# WHAT YOU WILL DO:
Quote the records beneath, complete and exact. Leave out images.

* * * * * * *

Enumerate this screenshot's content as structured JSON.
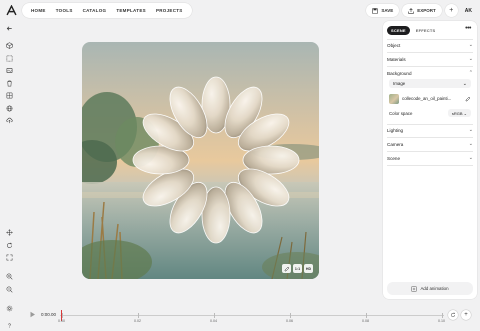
{
  "nav": {
    "items": [
      "HOME",
      "TOOLS",
      "CATALOG",
      "TEMPLATES",
      "PROJECTS"
    ]
  },
  "toolbar": {
    "save_label": "SAVE",
    "export_label": "EXPORT",
    "add_label": "+",
    "avatar": "AK"
  },
  "panel": {
    "tabs": [
      "SCENE",
      "EFFECTS"
    ],
    "more": "•••",
    "sections": [
      "Object",
      "Materials",
      "Background"
    ],
    "background": {
      "type_value": "Image",
      "image_name": "collecode_an_oil_painti...",
      "color_space_label": "Color space",
      "color_space_value": "sRGB"
    },
    "sections_after": [
      "Lighting",
      "Camera",
      "Scene"
    ],
    "add_animation_label": "Add animation"
  },
  "canvas_controls": [
    "1:1",
    "HD"
  ],
  "timeline": {
    "current_time": "0:00.00",
    "ticks": [
      "0.00",
      "0.02",
      "0.04",
      "0.06",
      "0.08",
      "0.10"
    ]
  },
  "left_tools": [
    "back-icon",
    "cube-icon",
    "select-icon",
    "frame-icon",
    "trash-icon",
    "layers-icon",
    "globe-icon",
    "upload-icon"
  ],
  "left_tools_lower": [
    "move-icon",
    "rotate-icon",
    "scale-icon",
    "zoom-in-icon",
    "zoom-out-icon",
    "settings-icon",
    "help-icon"
  ],
  "colors": {
    "accent": "#1d1d1f",
    "playhead": "#d93a3a",
    "background": "#f1f1f2"
  }
}
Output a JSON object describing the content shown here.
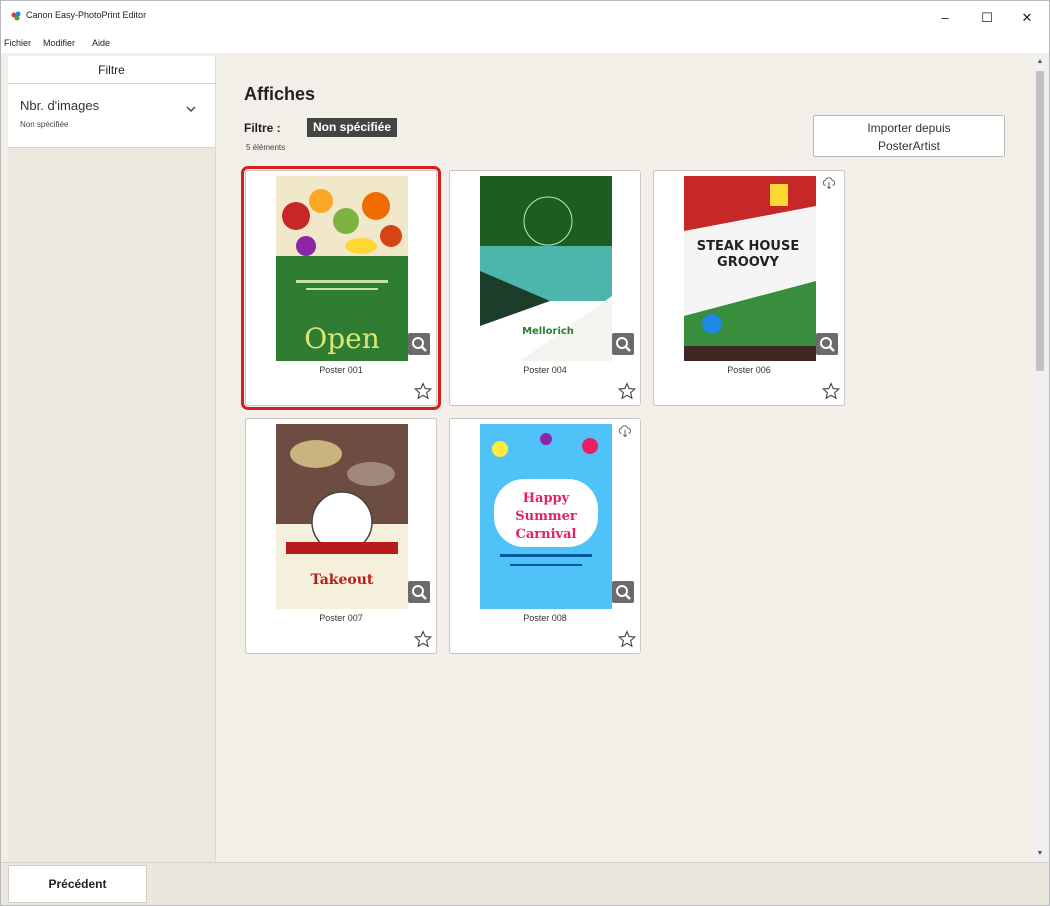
{
  "window": {
    "title": "Canon Easy-PhotoPrint Editor",
    "controls": {
      "minimize": "–",
      "maximize": "☐",
      "close": "✕"
    }
  },
  "menu": {
    "items": [
      "Fichier",
      "Modifier",
      "Aide"
    ]
  },
  "sidebar": {
    "header": "Filtre",
    "filter": {
      "label": "Nbr. d'images",
      "value": "Non spécifiée"
    }
  },
  "main": {
    "title": "Affiches",
    "filter_label": "Filtre :",
    "filter_chip": "Non spécifiée",
    "count": "5 éléments",
    "import_button": {
      "line1": "Importer depuis",
      "line2": "PosterArtist"
    }
  },
  "posters": [
    {
      "name": "Poster 001",
      "selected": true,
      "cloud": false,
      "thumb_colors": [
        "#2e7d32",
        "#c62828",
        "#f9a825"
      ],
      "thumb_text": "Open"
    },
    {
      "name": "Poster 004",
      "selected": false,
      "cloud": false,
      "thumb_colors": [
        "#1b5e20",
        "#4db6ac",
        "#ffffff"
      ],
      "thumb_text": "Mellorich"
    },
    {
      "name": "Poster 006",
      "selected": false,
      "cloud": true,
      "thumb_colors": [
        "#c62828",
        "#ffffff",
        "#388e3c"
      ],
      "thumb_text": "STEAK HOUSE GROOVY"
    },
    {
      "name": "Poster 007",
      "selected": false,
      "cloud": false,
      "thumb_colors": [
        "#6d4c41",
        "#f5f0dc",
        "#b71c1c"
      ],
      "thumb_text": "Takeout"
    },
    {
      "name": "Poster 008",
      "selected": false,
      "cloud": true,
      "thumb_colors": [
        "#4fc3f7",
        "#e91e63",
        "#ffeb3b"
      ],
      "thumb_text": "Happy Summer Carnival"
    }
  ],
  "bottom": {
    "previous_button": "Précédent"
  },
  "colors": {
    "selection": "#d81c20",
    "chip_bg": "#444444",
    "zoom_bg": "#6b6b6b"
  }
}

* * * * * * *

# OUTPUT FOR THIS TASK:
Enumerate this screenshot's content as structured JSON.
{
  "nav": {
    "items": [
      "HOME",
      "TOOLS",
      "CATALOG",
      "TEMPLATES",
      "PROJECTS"
    ]
  },
  "toolbar": {
    "save_label": "SAVE",
    "export_label": "EXPORT",
    "add_label": "+",
    "avatar": "AK"
  },
  "panel": {
    "tabs": [
      "SCENE",
      "EFFECTS"
    ],
    "more": "•••",
    "sections": [
      "Object",
      "Materials",
      "Background"
    ],
    "background": {
      "type_value": "Image",
      "image_name": "collecode_an_oil_painti...",
      "color_space_label": "Color space",
      "color_space_value": "sRGB"
    },
    "sections_after": [
      "Lighting",
      "Camera",
      "Scene"
    ],
    "add_animation_label": "Add animation"
  },
  "canvas_controls": [
    "1:1",
    "HD"
  ],
  "timeline": {
    "current_time": "0:00.00",
    "ticks": [
      "0.00",
      "0.02",
      "0.04",
      "0.06",
      "0.08",
      "0.10"
    ]
  },
  "left_tools": [
    "back-icon",
    "cube-icon",
    "select-icon",
    "frame-icon",
    "trash-icon",
    "layers-icon",
    "globe-icon",
    "upload-icon"
  ],
  "left_tools_lower": [
    "move-icon",
    "rotate-icon",
    "scale-icon",
    "zoom-in-icon",
    "zoom-out-icon",
    "settings-icon",
    "help-icon"
  ],
  "colors": {
    "accent": "#1d1d1f",
    "playhead": "#d93a3a",
    "background": "#f1f1f2"
  }
}
Output a JSON object describing the content shown here.
{
  "window": {
    "title": "Canon Easy-PhotoPrint Editor",
    "controls": {
      "minimize": "–",
      "maximize": "☐",
      "close": "✕"
    }
  },
  "menu": {
    "items": [
      "Fichier",
      "Modifier",
      "Aide"
    ]
  },
  "sidebar": {
    "header": "Filtre",
    "filter": {
      "label": "Nbr. d'images",
      "value": "Non spécifiée"
    }
  },
  "main": {
    "title": "Affiches",
    "filter_label": "Filtre :",
    "filter_chip": "Non spécifiée",
    "count": "5 éléments",
    "import_button": {
      "line1": "Importer depuis",
      "line2": "PosterArtist"
    }
  },
  "posters": [
    {
      "name": "Poster 001",
      "selected": true,
      "cloud": false,
      "thumb_colors": [
        "#2e7d32",
        "#c62828",
        "#f9a825"
      ],
      "thumb_text": "Open"
    },
    {
      "name": "Poster 004",
      "selected": false,
      "cloud": false,
      "thumb_colors": [
        "#1b5e20",
        "#4db6ac",
        "#ffffff"
      ],
      "thumb_text": "Mellorich"
    },
    {
      "name": "Poster 006",
      "selected": false,
      "cloud": true,
      "thumb_colors": [
        "#c62828",
        "#ffffff",
        "#388e3c"
      ],
      "thumb_text": "STEAK HOUSE GROOVY"
    },
    {
      "name": "Poster 007",
      "selected": false,
      "cloud": false,
      "thumb_colors": [
        "#6d4c41",
        "#f5f0dc",
        "#b71c1c"
      ],
      "thumb_text": "Takeout"
    },
    {
      "name": "Poster 008",
      "selected": false,
      "cloud": true,
      "thumb_colors": [
        "#4fc3f7",
        "#e91e63",
        "#ffeb3b"
      ],
      "thumb_text": "Happy Summer Carnival"
    }
  ],
  "bottom": {
    "previous_button": "Précédent"
  },
  "colors": {
    "selection": "#d81c20",
    "chip_bg": "#444444",
    "zoom_bg": "#6b6b6b"
  }
}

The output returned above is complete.